lot - maturity, independence,
and confidence. And I know I
can't teach elementary school for
eight hours a day."


Jennifer DuneuMeekend
What s In A Name.s

has a really bad
name, says Walter
Harrison, casting a grim smile
across the little table in Frank's
restaurant. "It's like being a
Over the last three years, the
43 year-old Executive Director
of University Relations has
been catapulted to the fore of
one of the University's most
crucialfronts: it's image.
From playing a major role in the
creation of the now-legendary
Michigan Mandate and attracting
the CBS Morning
News to campus
'I remember sitting outside the last year, to
Fleming Building and having a kind directing the
of semi-serious discussion about publication of the*
Unversity Record
how to blow it up.'andRMc rda
___ __ __ ___ __ __ ___ __ __ ___ __ __ and Mihgan
Today, Harrison
has done his best to earn the

$106,050-per-year salary he's
received since taking his present
position last April.
In a national climate which has
seen the growth of corporate-style
university management, and
increased competition for private
donations in the wake of federal
cuts, public relations has assumed
a new level of importance. With
that has come a new source of
power; universities are devoting
vast resources to fashioning an
image of themselves, and
Michigan is no exception.
By the time Walter Harrison
arrived at Michigan to begin a
Masters program in English, in
1968, his days as a student radical
were waning.
"Most of my real activism was
at Trinity [College]," he recalled.
There he had worked with a
group pressuring the University to
expand its curriculum to include
such radical fields as sociology
and American studies. Through
the group, and his participation in

anti-war rallies, he joined
Students for a Democratic Society
When pressed, he describes
watching the 1%8 Democratic
convention on Tv in the lounge of
his graduate dorm here.
"For everyone else that was the
height," he says. "But by then I
was already in graduate school
and I had all sorts of other things
to worry about."
A year later he joined the Air
Though clinging to some of his
'60s heritage ("I think I'm still
passionately committed to equal
rights for all people. I think I'm
passionately committed to the
women's movement."), 20 years
and six figures later, Harrison has
"I think some of my views in
the '60s on foreign affairs were
naive. I think I was dead wrong
about drugs. Economically I think
I've changed considerably. That
is to say, I'm more to the right
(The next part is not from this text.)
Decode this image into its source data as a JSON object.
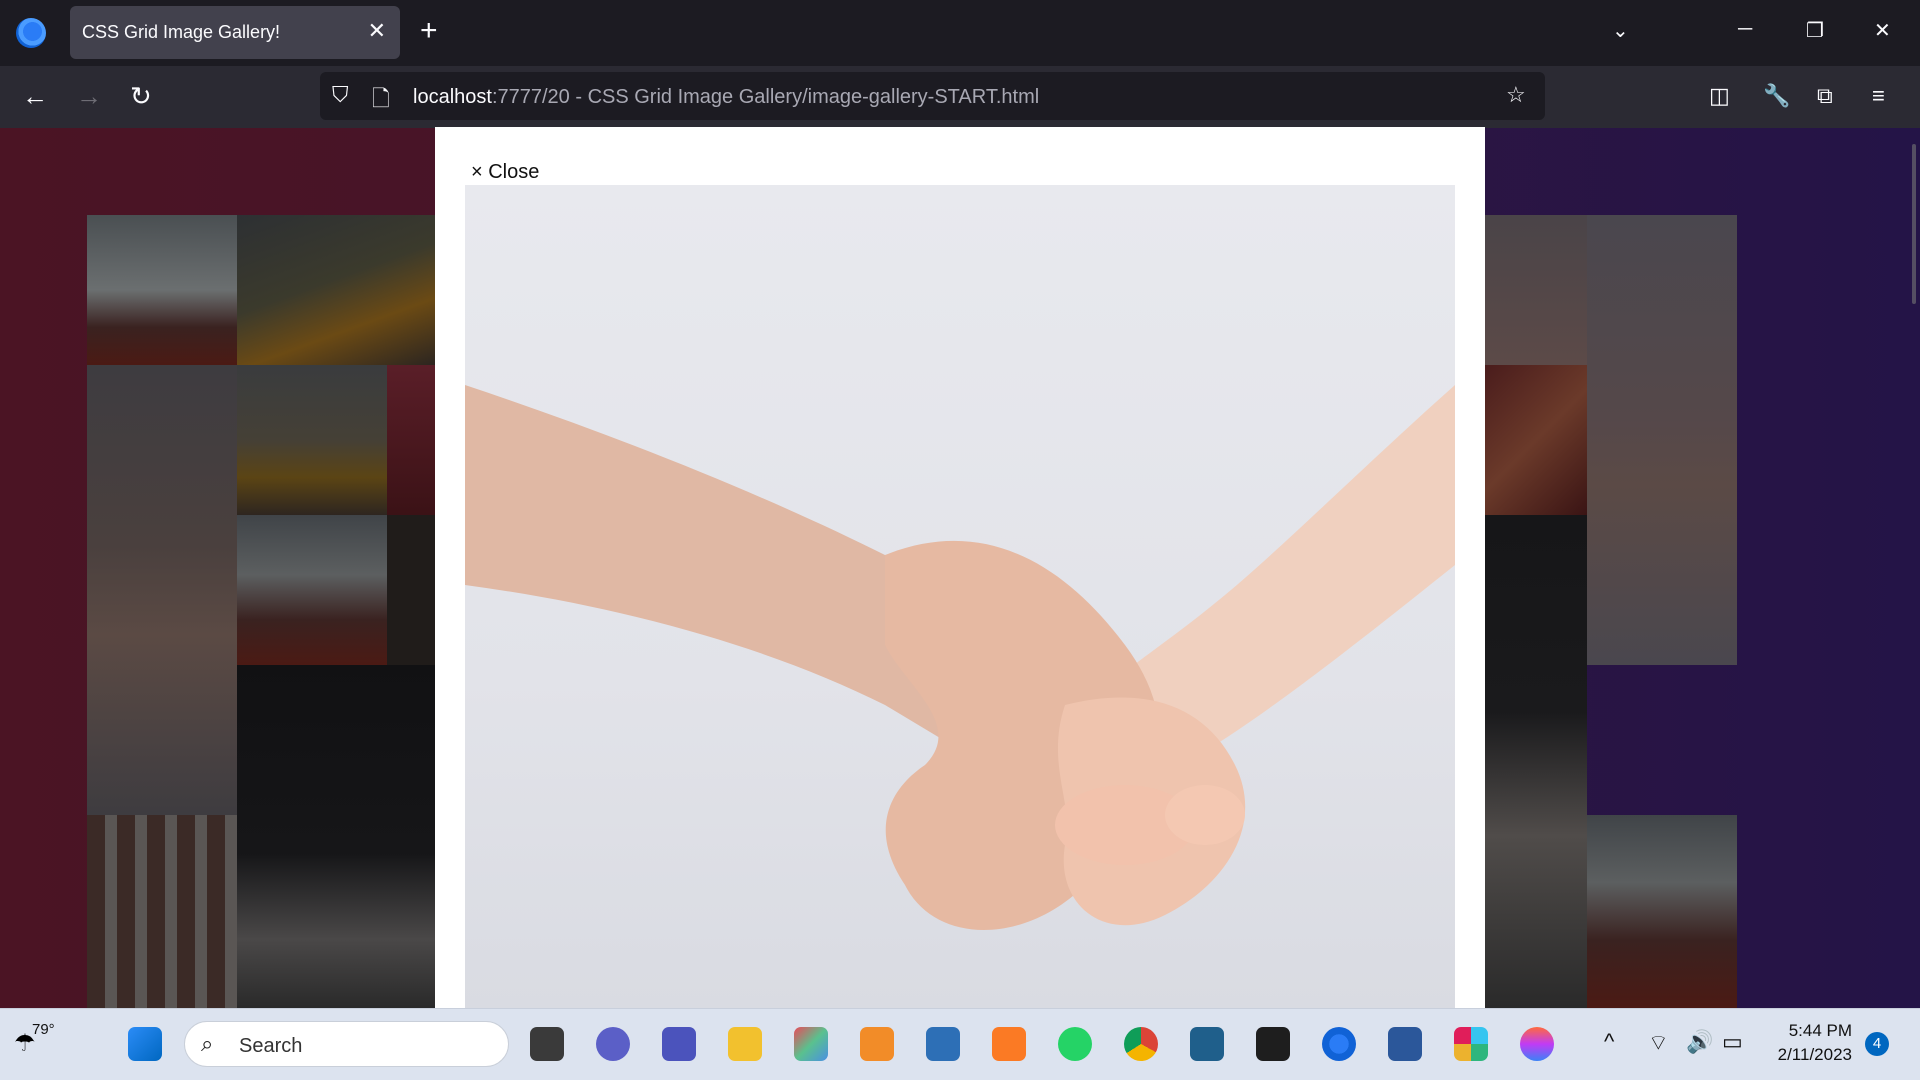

Renovation is still needed in
some areas of the building,
particularly on the fourth floor,
where hotel rooms that once
hosted the likes of John F.
Kennedy, now house student
Bacolor, an LSA senior and
member of AIESEG, describes the
organization's office.
"It can't productively hold
more than four people at a time,"
said Bacolor. "The lack of space
forces us to stack files and
manuals on top of a toilet in our
president's office." The non-
functioning toilet, enclosed in a
wooden stall, is slated to be
removed shortly.
But the Billiards & Games
Room, with its dark paneling, will
most likely remain untouched.
"If you go up there, you'll see a
number of original
photographs," said
Cianciola. "That is
pretty much as it was
since the opening of
the building and that
was done
"A few years ago, an
alumnus from 1921
came in," said
Paradise. "He'd been
around the Union and
said that everything
had changed but the
pool room. It has
stayed the same for
about 70 years."

"We should really have a statue
of Paul Newman," Paradise said.
"We got an unbelievable response
after [The Hustler and The Color of
Money] came out. You'd think we
were giving away $20 bills."
Cianciola, who has been in the
Union business for 26 years
(previously at Kent State
University and Akron University),
said he wouldn't trade the history
of the Michigan Union for the
newness offered by the Kent
facility he created.
"It's kind of like working in old
castle - around every corner, a
piece of history opens up."
And students seem to find
pieces of hidden history as well.
Paradise recounted the story of
a student who came into the
billiards room at the end of his
junior year. "With eyes as big as
saucers," he inquired how long

at leg
the ro
he lov
may f

between -these pictures?
And this is the Michigan Union Pool, which
inhabited the same space until 1967.



February 16, 1990


Back to Top

© 2022 Regents of the University of Michigan